EXERCISE DETAILS
Every line below that includes the word "Widget" needs to be copied.

SUPPLIED RECORDS
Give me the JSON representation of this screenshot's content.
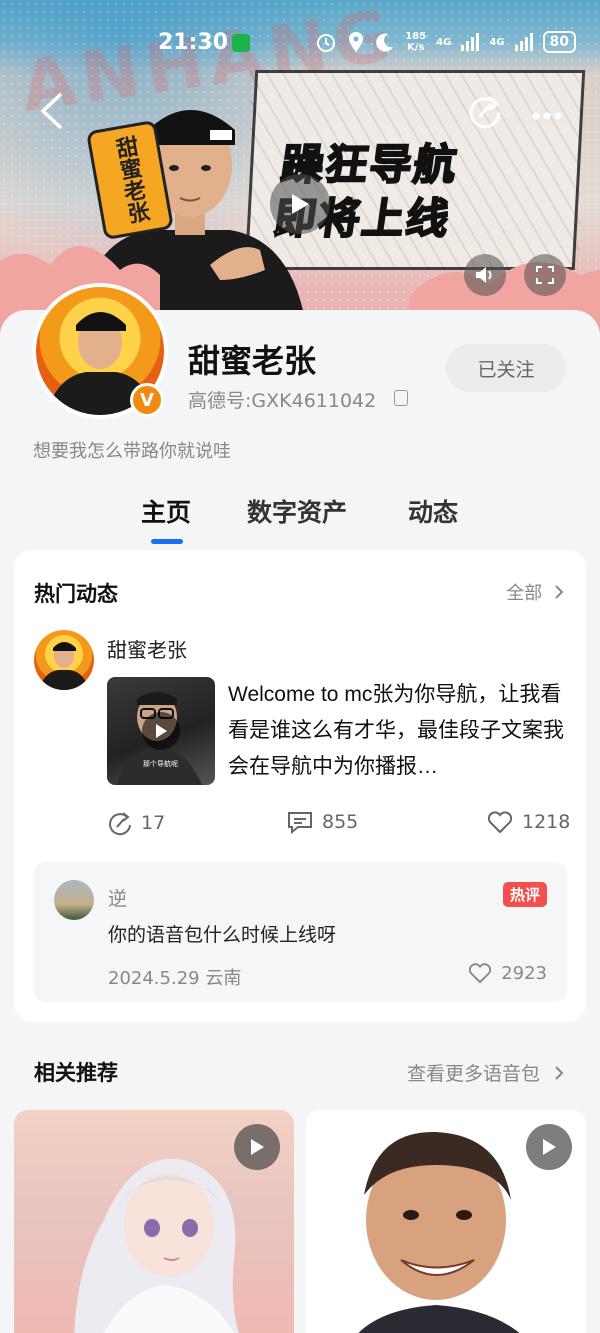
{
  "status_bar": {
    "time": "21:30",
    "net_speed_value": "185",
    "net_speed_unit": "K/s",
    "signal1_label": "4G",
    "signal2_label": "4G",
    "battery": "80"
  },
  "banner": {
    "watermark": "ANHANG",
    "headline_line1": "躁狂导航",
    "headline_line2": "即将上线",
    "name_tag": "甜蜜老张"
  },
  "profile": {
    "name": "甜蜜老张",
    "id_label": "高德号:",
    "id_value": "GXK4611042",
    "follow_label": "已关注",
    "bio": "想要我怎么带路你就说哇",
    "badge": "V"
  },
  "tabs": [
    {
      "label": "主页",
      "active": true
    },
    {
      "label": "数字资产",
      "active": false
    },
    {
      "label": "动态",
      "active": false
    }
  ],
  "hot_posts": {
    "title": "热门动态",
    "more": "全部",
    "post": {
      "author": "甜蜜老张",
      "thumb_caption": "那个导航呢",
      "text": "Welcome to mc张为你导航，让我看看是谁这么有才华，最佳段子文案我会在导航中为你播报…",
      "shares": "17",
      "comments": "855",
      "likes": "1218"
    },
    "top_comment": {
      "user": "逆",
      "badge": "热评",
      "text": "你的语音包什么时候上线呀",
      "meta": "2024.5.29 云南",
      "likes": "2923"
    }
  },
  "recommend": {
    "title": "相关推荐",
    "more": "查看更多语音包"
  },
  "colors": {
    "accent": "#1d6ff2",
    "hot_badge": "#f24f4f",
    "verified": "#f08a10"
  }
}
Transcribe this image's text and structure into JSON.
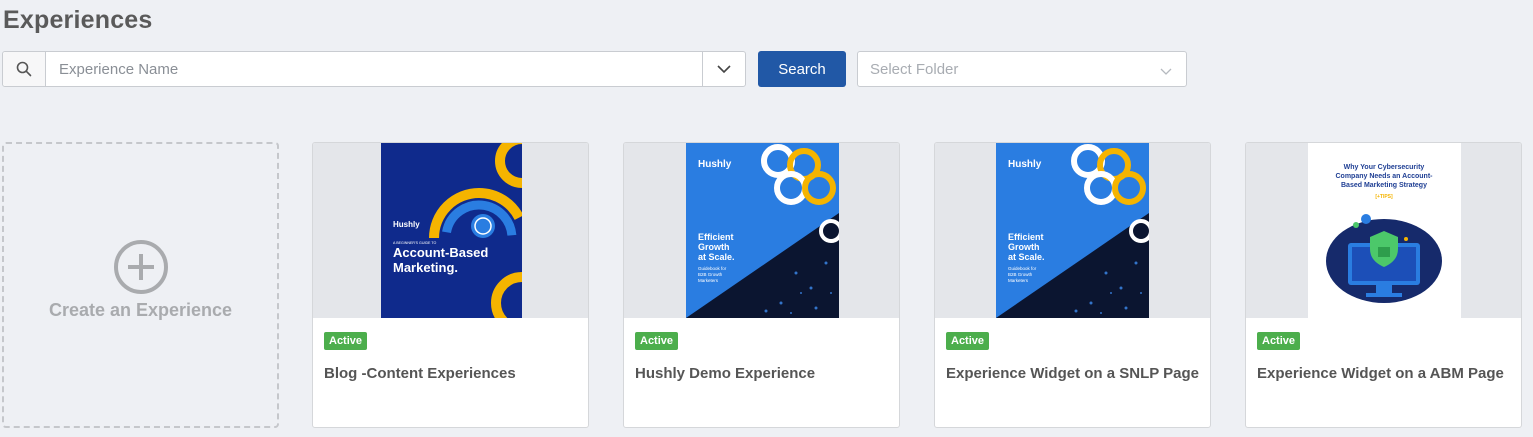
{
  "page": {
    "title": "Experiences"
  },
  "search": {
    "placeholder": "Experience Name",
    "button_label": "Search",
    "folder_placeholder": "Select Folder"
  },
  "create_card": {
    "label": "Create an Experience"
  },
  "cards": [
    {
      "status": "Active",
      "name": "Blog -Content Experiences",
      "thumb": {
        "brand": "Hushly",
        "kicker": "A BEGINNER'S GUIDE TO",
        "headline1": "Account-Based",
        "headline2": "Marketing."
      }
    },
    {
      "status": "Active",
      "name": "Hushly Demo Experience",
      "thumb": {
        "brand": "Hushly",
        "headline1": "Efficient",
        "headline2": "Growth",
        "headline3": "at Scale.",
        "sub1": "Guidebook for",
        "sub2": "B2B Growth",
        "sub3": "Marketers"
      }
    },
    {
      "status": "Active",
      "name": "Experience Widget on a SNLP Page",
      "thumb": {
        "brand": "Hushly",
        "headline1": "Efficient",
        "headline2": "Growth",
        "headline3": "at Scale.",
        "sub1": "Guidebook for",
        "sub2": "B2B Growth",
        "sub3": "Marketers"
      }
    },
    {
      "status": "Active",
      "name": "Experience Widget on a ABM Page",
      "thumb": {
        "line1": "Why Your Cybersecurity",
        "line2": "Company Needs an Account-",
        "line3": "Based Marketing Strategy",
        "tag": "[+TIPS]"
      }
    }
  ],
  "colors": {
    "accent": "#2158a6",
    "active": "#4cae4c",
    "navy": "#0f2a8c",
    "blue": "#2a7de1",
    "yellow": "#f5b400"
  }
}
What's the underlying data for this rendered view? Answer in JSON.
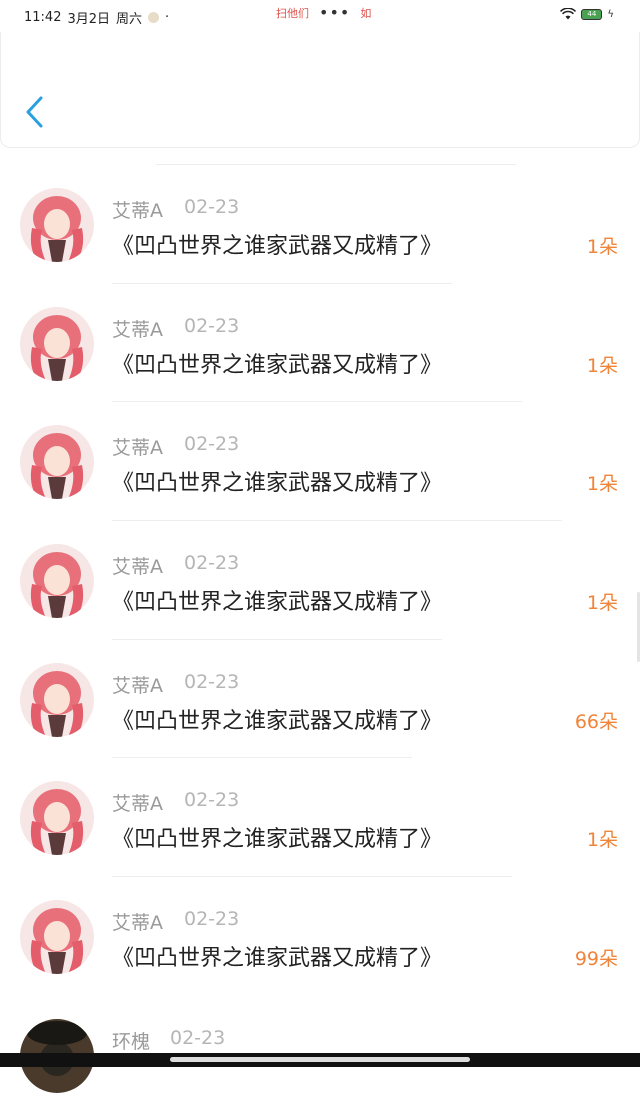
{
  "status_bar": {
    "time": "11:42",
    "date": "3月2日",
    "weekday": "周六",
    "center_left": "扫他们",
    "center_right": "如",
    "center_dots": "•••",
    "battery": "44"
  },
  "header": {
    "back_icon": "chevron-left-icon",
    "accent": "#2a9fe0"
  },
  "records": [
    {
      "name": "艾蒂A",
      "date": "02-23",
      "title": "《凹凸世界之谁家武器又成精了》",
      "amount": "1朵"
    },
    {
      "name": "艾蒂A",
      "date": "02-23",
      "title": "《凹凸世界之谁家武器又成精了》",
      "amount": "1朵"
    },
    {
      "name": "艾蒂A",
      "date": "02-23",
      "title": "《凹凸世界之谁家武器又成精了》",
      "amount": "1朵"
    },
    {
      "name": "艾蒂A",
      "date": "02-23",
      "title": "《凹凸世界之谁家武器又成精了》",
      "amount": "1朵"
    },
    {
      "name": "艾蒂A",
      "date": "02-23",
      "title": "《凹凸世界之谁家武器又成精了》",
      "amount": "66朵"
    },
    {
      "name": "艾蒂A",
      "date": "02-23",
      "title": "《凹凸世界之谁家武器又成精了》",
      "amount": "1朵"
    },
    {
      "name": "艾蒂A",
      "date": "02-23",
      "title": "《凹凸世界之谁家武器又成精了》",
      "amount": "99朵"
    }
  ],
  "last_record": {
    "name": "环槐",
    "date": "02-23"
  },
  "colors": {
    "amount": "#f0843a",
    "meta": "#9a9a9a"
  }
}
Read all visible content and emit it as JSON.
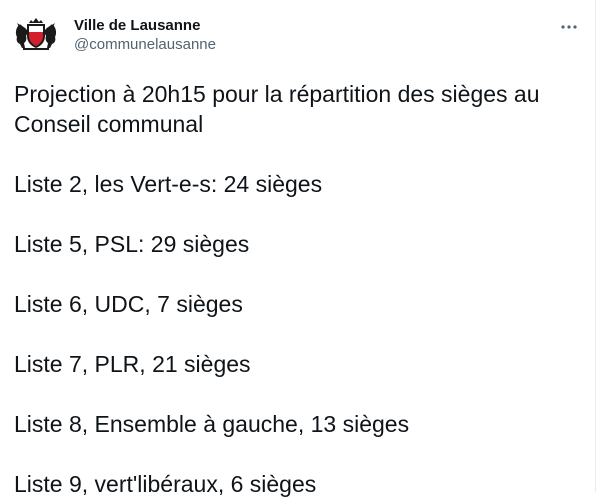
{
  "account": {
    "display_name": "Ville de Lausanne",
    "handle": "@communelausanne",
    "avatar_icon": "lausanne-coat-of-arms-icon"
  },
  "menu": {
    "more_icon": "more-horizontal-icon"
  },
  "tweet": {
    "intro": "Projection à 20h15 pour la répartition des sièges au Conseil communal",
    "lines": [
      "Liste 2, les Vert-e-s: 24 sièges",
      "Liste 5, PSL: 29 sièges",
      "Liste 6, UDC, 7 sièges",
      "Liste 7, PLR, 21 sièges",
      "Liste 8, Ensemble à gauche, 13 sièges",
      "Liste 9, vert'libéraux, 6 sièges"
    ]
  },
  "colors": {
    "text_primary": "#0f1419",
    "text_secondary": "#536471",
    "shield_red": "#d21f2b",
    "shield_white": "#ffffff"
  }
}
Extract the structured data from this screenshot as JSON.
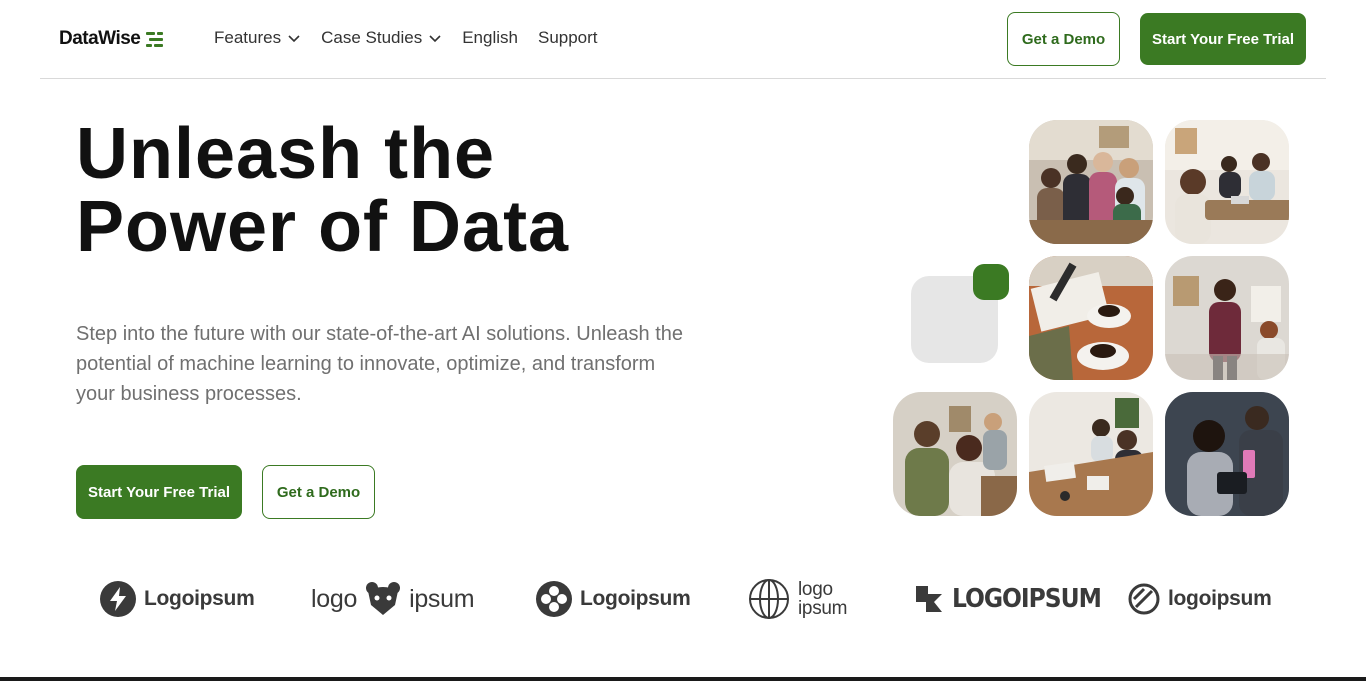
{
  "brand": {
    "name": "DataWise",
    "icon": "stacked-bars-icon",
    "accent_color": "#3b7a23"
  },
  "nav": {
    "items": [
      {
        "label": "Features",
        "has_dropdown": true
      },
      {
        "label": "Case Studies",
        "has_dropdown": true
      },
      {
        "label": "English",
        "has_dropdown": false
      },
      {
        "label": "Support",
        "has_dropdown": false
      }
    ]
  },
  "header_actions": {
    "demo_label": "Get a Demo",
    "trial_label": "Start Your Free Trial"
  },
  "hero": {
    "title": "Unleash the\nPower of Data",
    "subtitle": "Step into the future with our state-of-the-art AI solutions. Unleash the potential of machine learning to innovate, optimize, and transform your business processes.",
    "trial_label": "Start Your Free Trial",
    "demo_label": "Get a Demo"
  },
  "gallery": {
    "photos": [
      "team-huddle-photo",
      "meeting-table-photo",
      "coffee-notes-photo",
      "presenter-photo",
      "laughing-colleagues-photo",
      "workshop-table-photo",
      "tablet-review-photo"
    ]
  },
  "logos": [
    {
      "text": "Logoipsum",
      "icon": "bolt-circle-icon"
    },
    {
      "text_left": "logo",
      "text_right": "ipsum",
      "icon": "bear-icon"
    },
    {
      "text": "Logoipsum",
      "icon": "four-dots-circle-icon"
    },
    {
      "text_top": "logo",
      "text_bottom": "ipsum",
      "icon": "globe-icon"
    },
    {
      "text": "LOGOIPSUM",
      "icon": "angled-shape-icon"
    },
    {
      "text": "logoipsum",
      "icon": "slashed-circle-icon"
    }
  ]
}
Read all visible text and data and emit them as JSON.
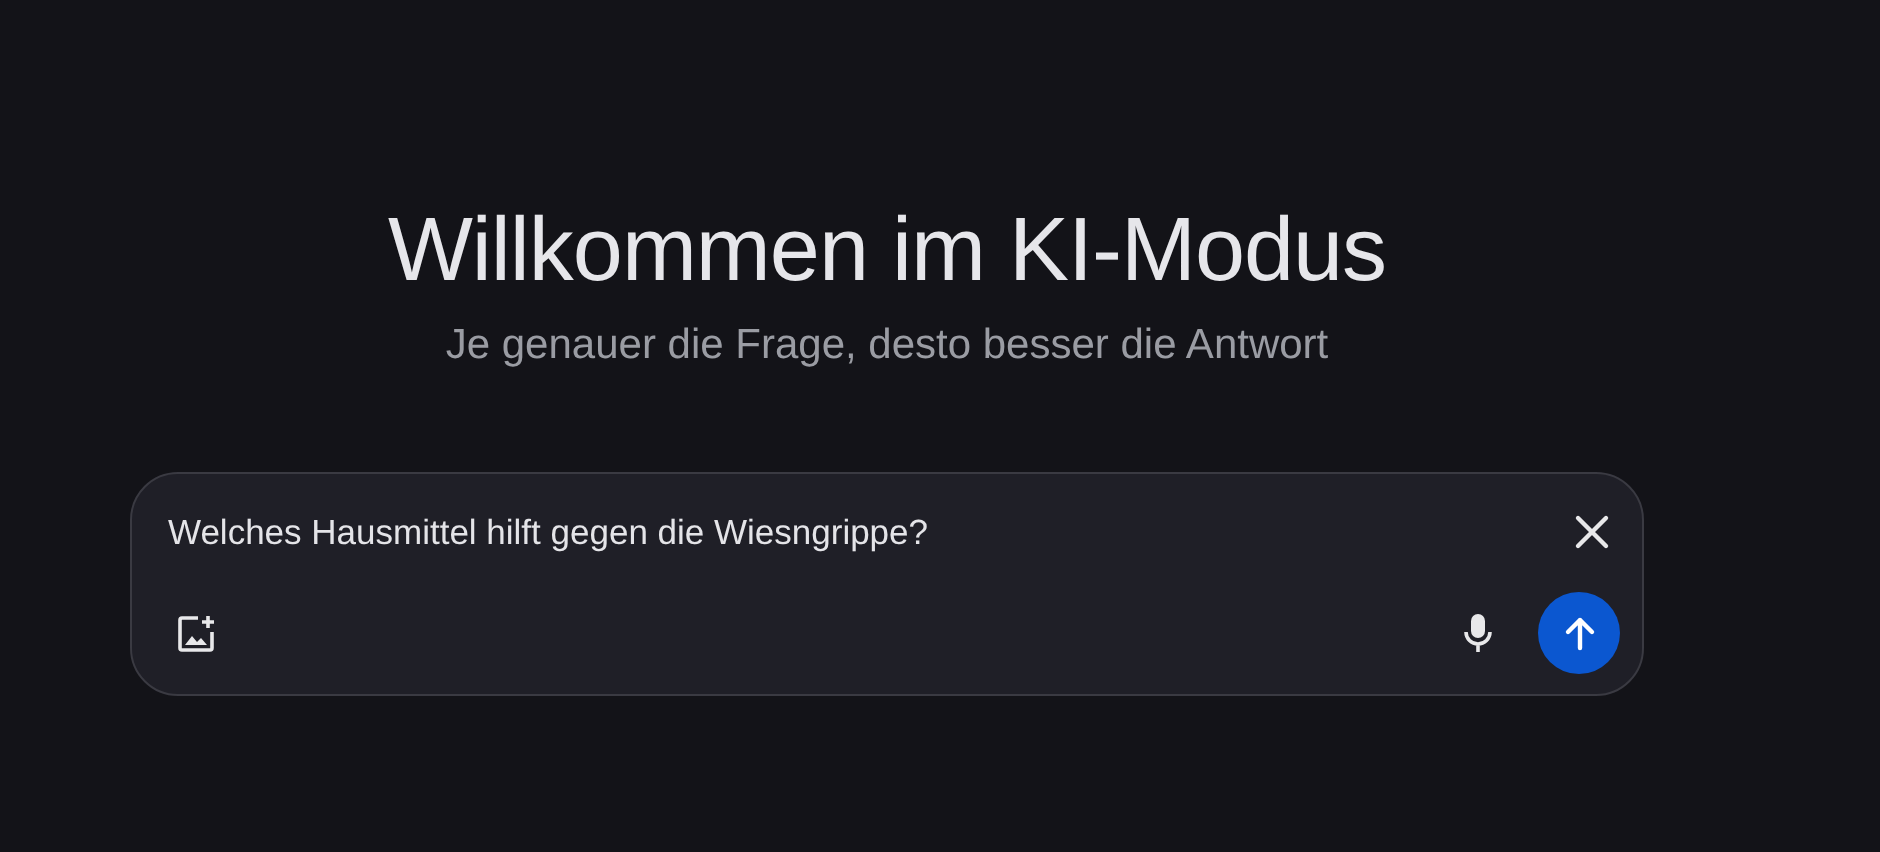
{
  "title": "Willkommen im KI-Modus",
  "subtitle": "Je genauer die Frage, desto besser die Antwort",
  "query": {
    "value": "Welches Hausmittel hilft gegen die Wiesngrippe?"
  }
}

OUTPUT FOR THIS TASK
      "name": "Experience Widget on a SNLP Page",
      "name": "Experience Widget on a ABM Page",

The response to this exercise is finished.